Data Proxy with Ink Analysis
As mentioned in Ink Analysis Overview, the ink analysis technology internally maintains a tree-based document model to contain analysis results and relationships. If your application already has an established document store that is different, you will need to make use of the ink analysis features designed to proxy data between disparate document models.
The data proxy features enable your application to:
- Integrate analysis results data back into an existing document model.
- Communicate previous results (or state) back into the InkAnalyzer.
- Communicate non-ink state into the InkAnalyzer.
- Communicate only the minimum set of data (both previous and non-ink state) needed to complete the analysis operation.
- Easily update the internal application document model with analysis results.
There are two basic approaches to ink analysis data proxy. The differences lay in the details of when and how the synchronization between the document models occurs. The first approach, synchronous update, requires the modification of the ink analysis document model as changes occur in the application document. The second approach, on-demand update, requires only the data affected by changes to the application document model to be passed to the InkAnalyzer. That is, only the data for the parts of the Ink Analysis document model that are in the same area as modifications to the application document need be passed to the InkAnalyzer as it needs them.
The synchronous update approach requires the modification (creation and deletion) of nodes in the InkAnalyzer object's collection of ContextNode objects as they occur in the application document. For example, each time a text word is added to the application, a corresponding TextWord styled ContextNode is created in the InkAnalyzer. If the location of the text word on the page changes, then the location of the corresponding ContextNode is updated at the same time. This method is less efficient in terms of computing resources than the on-demand method because every document change involves an update to the InkAnalyzer, even if the change does not affect the ink being analyzed.
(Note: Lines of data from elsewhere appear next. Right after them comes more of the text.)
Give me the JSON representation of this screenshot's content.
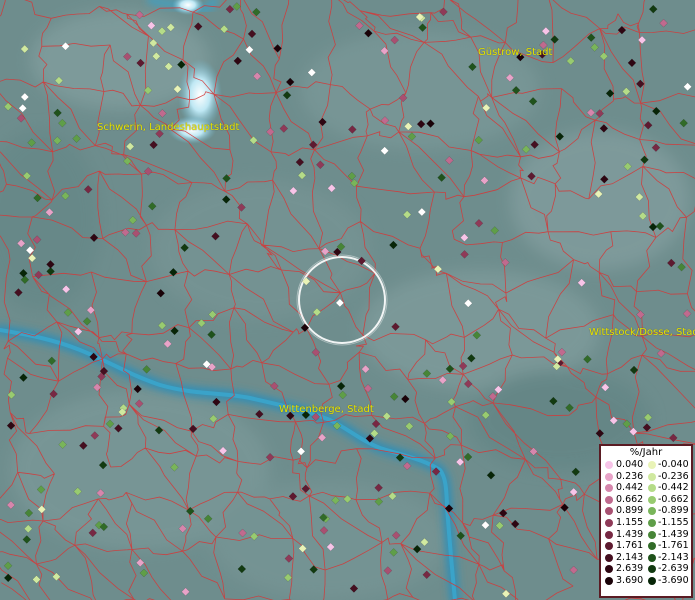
{
  "cities": [
    {
      "id": "guestrow",
      "name": "Güstrow, Stadt"
    },
    {
      "id": "schwerin",
      "name": "Schwerin, Landeshauptstadt"
    },
    {
      "id": "wittstock",
      "name": "Wittstock/Dosse, Stadt"
    },
    {
      "id": "wittenberge",
      "name": "Wittenberge, Stadt"
    }
  ],
  "legend": {
    "title": "%/Jahr",
    "rows": [
      {
        "pos": "0.040",
        "neg": "-0.040",
        "pos_color": "#f7c4e8",
        "neg_color": "#e9f3b7"
      },
      {
        "pos": "0.236",
        "neg": "-0.236",
        "pos_color": "#e8a3c8",
        "neg_color": "#d0e9a0"
      },
      {
        "pos": "0.442",
        "neg": "-0.442",
        "pos_color": "#d686ac",
        "neg_color": "#b5dc88"
      },
      {
        "pos": "0.662",
        "neg": "-0.662",
        "pos_color": "#c06a8e",
        "neg_color": "#98cb70"
      },
      {
        "pos": "0.899",
        "neg": "-0.899",
        "pos_color": "#a85071",
        "neg_color": "#79b55a"
      },
      {
        "pos": "1.155",
        "neg": "-1.155",
        "pos_color": "#8f3a58",
        "neg_color": "#5f9e48"
      },
      {
        "pos": "1.439",
        "neg": "-1.439",
        "pos_color": "#772843",
        "neg_color": "#478537"
      },
      {
        "pos": "1.761",
        "neg": "-1.761",
        "pos_color": "#5e1a30",
        "neg_color": "#316b28"
      },
      {
        "pos": "2.143",
        "neg": "-2.143",
        "pos_color": "#450f20",
        "neg_color": "#1f521b"
      },
      {
        "pos": "2.639",
        "neg": "-2.639",
        "pos_color": "#2e0612",
        "neg_color": "#123a10"
      },
      {
        "pos": "3.690",
        "neg": "-3.690",
        "pos_color": "#1a0208",
        "neg_color": "#072507"
      }
    ]
  },
  "colors": {
    "background": "#6e8d8d",
    "boundary": "#d23a3a",
    "river": "#2f8fb8",
    "highlight": "#ffffff",
    "city_label": "#e6e600"
  }
}
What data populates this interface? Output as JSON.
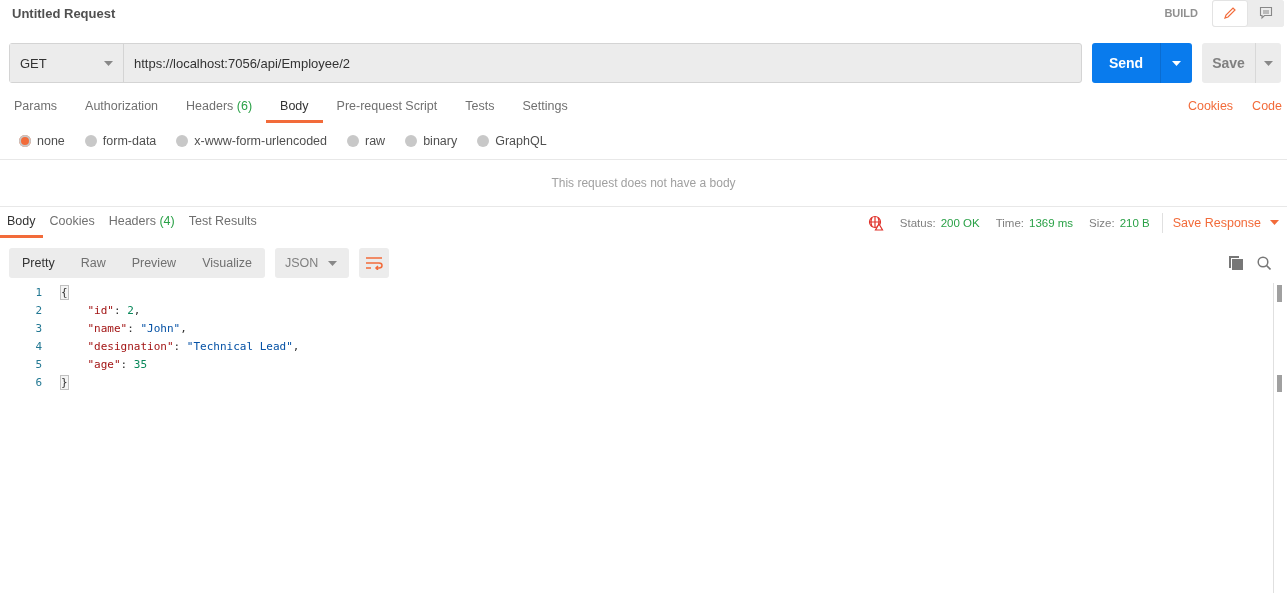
{
  "header": {
    "title": "Untitled Request",
    "mode": "BUILD",
    "mode_buttons": [
      {
        "kind": "edit",
        "selected": true
      },
      {
        "kind": "comments",
        "selected": false
      }
    ]
  },
  "request": {
    "method": "GET",
    "url": "https://localhost:7056/api/Employee/2",
    "send": "Send",
    "save": "Save"
  },
  "request_tabs": [
    {
      "label": "Params",
      "selected": false
    },
    {
      "label": "Authorization",
      "selected": false
    },
    {
      "label": "Headers",
      "count": "(6)",
      "selected": false
    },
    {
      "label": "Body",
      "selected": true
    },
    {
      "label": "Pre-request Script",
      "selected": false
    },
    {
      "label": "Tests",
      "selected": false
    },
    {
      "label": "Settings",
      "selected": false
    }
  ],
  "request_links": [
    "Cookies",
    "Code"
  ],
  "body_types": [
    {
      "label": "none",
      "selected": true
    },
    {
      "label": "form-data",
      "selected": false
    },
    {
      "label": "x-www-form-urlencoded",
      "selected": false
    },
    {
      "label": "raw",
      "selected": false
    },
    {
      "label": "binary",
      "selected": false
    },
    {
      "label": "GraphQL",
      "selected": false
    }
  ],
  "body_message": "This request does not have a body",
  "response_tabs": [
    {
      "label": "Body",
      "selected": true
    },
    {
      "label": "Cookies",
      "selected": false
    },
    {
      "label": "Headers",
      "count": "(4)",
      "selected": false
    },
    {
      "label": "Test Results",
      "selected": false
    }
  ],
  "response_meta": [
    {
      "label": "Status:",
      "value": "200 OK"
    },
    {
      "label": "Time:",
      "value": "1369 ms"
    },
    {
      "label": "Size:",
      "value": "210 B"
    }
  ],
  "save_response": "Save Response",
  "view_modes": [
    {
      "label": "Pretty",
      "selected": true
    },
    {
      "label": "Raw",
      "selected": false
    },
    {
      "label": "Preview",
      "selected": false
    },
    {
      "label": "Visualize",
      "selected": false
    }
  ],
  "format": "JSON",
  "code_lines": [
    {
      "number": "1",
      "tokens": [
        {
          "kind": "bracket",
          "text": "{"
        }
      ]
    },
    {
      "number": "2",
      "tokens": [
        {
          "kind": "key",
          "text": "    \"id\""
        },
        {
          "kind": "punct",
          "text": ": "
        },
        {
          "kind": "number",
          "text": "2"
        },
        {
          "kind": "punct",
          "text": ","
        }
      ]
    },
    {
      "number": "3",
      "tokens": [
        {
          "kind": "key",
          "text": "    \"name\""
        },
        {
          "kind": "punct",
          "text": ": "
        },
        {
          "kind": "string",
          "text": "\"John\""
        },
        {
          "kind": "punct",
          "text": ","
        }
      ]
    },
    {
      "number": "4",
      "tokens": [
        {
          "kind": "key",
          "text": "    \"designation\""
        },
        {
          "kind": "punct",
          "text": ": "
        },
        {
          "kind": "string",
          "text": "\"Technical Lead\""
        },
        {
          "kind": "punct",
          "text": ","
        }
      ]
    },
    {
      "number": "5",
      "tokens": [
        {
          "kind": "key",
          "text": "    \"age\""
        },
        {
          "kind": "punct",
          "text": ": "
        },
        {
          "kind": "number",
          "text": "35"
        }
      ]
    },
    {
      "number": "6",
      "tokens": [
        {
          "kind": "bracket",
          "text": "}"
        }
      ]
    }
  ]
}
The following example is meant to show how synchronous update works. Imagine an application that has an existing document model. When the end-user makes a change to the document, such as adding new text, the change is processed as follows:
- The end user creates the new data.
- The application determines how to process the data, stores it, and renders it.
- For practical purposes, the following steps take place simultaneously.
- A series of events is fired if the change involves ink and the InkAnalyzer determines new results. One event is fired for each change made to the collection of ContextNode objects in the InkAnalyzer. These events include ContextNodeCreated, ContextNodeDeleting, ContextNodeMovingToPosition, ContextNodePropertiesUpdated, ContextNodeLinkAdding, ContextNodeLinkDeleting, and ContextNodeReparenting. The application handles these events to proxy the results of the analysis operation back into the document model as appropriate.
- The application updates the layout of the document, pulling the new data from the document model.
- The new data is rendered back to the end user.
The on-demand approach only requires the data to be passed for those ContextNode objects that are in the areas that are being analyzed. The needed ContextNode objects are extracted from the application's document model just after the analysis operation is invoked, and again just prior to reconciling the results. While more complicated to implement than synchronous updates, this approach yields better performance results.